Just like the plethora of Mario Williams articles out there right now, I've tried to avoid the Peyton Manning to the Texans rumors or commenting about it at all. But with the topic dominating local sports radio for the last twelve plus hours, I'm here to tell you why although it is an intriguing development, it's just too risky for the Texans to entertain it.
When local sports anchor Bob Allen said last night that his sources close to the Manning family said that Houston is a team he has a high interest in joining once the Colts likely release him in a month, it started an explosion on twitter. One way or the other, it's gotten quite a reaction from fans on both sides of the topic.
Many say that if he is healthy, Houston would be foolish not to give it some serious thought, and I do agree. But others are too proud to give the guy who was the bane of their existence for a decade any support at becoming the Texans new quarterback. It's quite polarizing to consider, because Peyton at even 80% makes this team an instant Super Bowl contender. But is the risk worth it?
Let's assume that Manning is cleared by doctor's and he looks terrific in a workout, bringing in Peyton would likely spell the end of Matt Schaub's tenure with the Texans. Such a scenario has many fans saying "so what?" But you have to think that a healthy Matt Schaub is all this team needs to be good for a very long time. He's younger than Manning and while a perfect recovery from a lisfranc injury is never guaranteed, it sounds like the chances are much higher than nerve damage in the neck.
Add to that, the reports from the Indianapolis Star saying that Peyton has a "noodle arm" right now (even though Bob Kravitz has backtracked on that statement a bit) and it sounds like quite a risk to me.
Would you be willing for the Texans to take a chance on Peyton Manning?
Starting quarterback is such a tough position to fill in the NFL and when you have one that you can win with, which I still debate Schaub is that guy, you have to be careful before you pitch him to the curb because you think another guy puts you over the top. Trust me, I understand the allure of Peyton Manning here. Him in top shape combined with this offensive line and defense and this team could steamroll through the AFC in 2012. But what if the Texans trade or release Schaub, sign Manning and then after the second or third game, they realize they made a huge mistake? Do you really think T.J. Yates is ready to lead this team to a Super Bowl?
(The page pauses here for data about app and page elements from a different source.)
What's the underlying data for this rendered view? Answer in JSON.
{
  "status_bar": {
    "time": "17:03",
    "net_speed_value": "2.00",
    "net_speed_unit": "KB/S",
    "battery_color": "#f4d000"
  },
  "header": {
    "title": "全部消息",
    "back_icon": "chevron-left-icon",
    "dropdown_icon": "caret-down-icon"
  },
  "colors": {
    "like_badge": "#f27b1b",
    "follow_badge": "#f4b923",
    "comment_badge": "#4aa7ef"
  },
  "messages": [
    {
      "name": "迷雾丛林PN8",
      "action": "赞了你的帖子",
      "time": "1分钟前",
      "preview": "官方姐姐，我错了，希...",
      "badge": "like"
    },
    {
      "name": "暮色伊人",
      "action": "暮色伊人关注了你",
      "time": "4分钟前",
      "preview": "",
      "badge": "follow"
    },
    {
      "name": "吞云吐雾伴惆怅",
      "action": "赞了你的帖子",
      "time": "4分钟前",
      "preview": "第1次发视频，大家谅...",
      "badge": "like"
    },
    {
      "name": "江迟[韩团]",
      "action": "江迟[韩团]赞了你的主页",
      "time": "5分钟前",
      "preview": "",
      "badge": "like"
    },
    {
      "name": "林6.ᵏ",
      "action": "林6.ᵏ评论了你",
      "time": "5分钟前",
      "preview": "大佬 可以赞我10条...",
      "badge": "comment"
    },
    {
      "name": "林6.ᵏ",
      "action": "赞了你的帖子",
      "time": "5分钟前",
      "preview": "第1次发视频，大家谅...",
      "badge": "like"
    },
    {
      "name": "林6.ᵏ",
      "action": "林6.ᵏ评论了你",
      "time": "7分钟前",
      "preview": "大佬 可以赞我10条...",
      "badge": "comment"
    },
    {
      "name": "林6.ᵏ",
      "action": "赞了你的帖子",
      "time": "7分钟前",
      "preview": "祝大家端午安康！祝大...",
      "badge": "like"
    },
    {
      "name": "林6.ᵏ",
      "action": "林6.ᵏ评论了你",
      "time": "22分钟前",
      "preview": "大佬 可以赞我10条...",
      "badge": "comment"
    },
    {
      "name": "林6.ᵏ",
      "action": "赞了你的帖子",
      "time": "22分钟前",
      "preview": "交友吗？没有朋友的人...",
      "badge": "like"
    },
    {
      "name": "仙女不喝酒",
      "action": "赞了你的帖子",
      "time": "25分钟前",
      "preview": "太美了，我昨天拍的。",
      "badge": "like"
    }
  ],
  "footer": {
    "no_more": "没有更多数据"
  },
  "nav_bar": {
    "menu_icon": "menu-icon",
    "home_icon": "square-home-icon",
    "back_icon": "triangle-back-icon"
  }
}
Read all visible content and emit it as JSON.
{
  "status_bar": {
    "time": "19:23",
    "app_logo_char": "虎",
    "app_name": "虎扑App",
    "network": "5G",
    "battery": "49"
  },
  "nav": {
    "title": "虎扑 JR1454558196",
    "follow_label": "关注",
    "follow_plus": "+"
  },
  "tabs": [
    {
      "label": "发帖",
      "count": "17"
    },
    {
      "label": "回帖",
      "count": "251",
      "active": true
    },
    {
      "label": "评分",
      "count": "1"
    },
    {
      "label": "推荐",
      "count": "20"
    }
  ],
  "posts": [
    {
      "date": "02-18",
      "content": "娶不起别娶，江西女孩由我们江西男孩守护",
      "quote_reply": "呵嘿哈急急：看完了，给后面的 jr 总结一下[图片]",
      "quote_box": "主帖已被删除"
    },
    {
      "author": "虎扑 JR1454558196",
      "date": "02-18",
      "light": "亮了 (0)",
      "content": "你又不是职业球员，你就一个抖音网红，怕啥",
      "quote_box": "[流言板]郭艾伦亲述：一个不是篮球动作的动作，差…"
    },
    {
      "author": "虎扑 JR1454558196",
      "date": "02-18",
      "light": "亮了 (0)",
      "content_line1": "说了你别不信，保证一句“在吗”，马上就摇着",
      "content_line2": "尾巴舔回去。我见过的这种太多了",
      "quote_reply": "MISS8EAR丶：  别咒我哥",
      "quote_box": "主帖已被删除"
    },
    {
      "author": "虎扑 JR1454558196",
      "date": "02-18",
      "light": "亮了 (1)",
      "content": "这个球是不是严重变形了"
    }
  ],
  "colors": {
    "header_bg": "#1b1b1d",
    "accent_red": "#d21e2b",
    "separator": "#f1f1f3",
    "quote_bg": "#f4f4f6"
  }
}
If you could guarantee me that Peyton is healthy and had another three years in him, I'd be all over this move. But this whole situation has been shrouded in mystery for so long that I don't think anyone can guarantee anything even close to it. There are still daily rumors that he's going to be forced into retirement, much less be back to his MVP nature.
As far as if I'd care that he tormented this franchise for so long, that would be pretty much a non-factor for me. I've always said that I find it amusing how a change of uniform can really flip-flop your opinion about a guy. I look at it as pro wrestling; a guy can be a villain forever and then with one move, he is a fan favorite. So all the people whining about how they wouldn't be able to stomach seeing Peyton Manning in a Texans uniform, you'd come around if the team was winning with him.
In the end, as tempting as it is I just don't see this team taking the risk. If Matt Schaub's injury was career threatening, maybe. But they know they have a guy in Schaub who is a field general, knows the playbook better than the back of his hand and is a few years younger than Peyton. Sure, if they're both 100% healthy, there is no contest there. But since we have no way of knowing for sure how Peyton will look in his return, it's a risk that I think is too high for Houston to take. And I didn't even touch on the Texans tight salary cap issues. It just doesn't make sense with a team that is this close to being special. Even if he committed to coming here for the vet minimum. Which is about as likely as me being QB1 next season.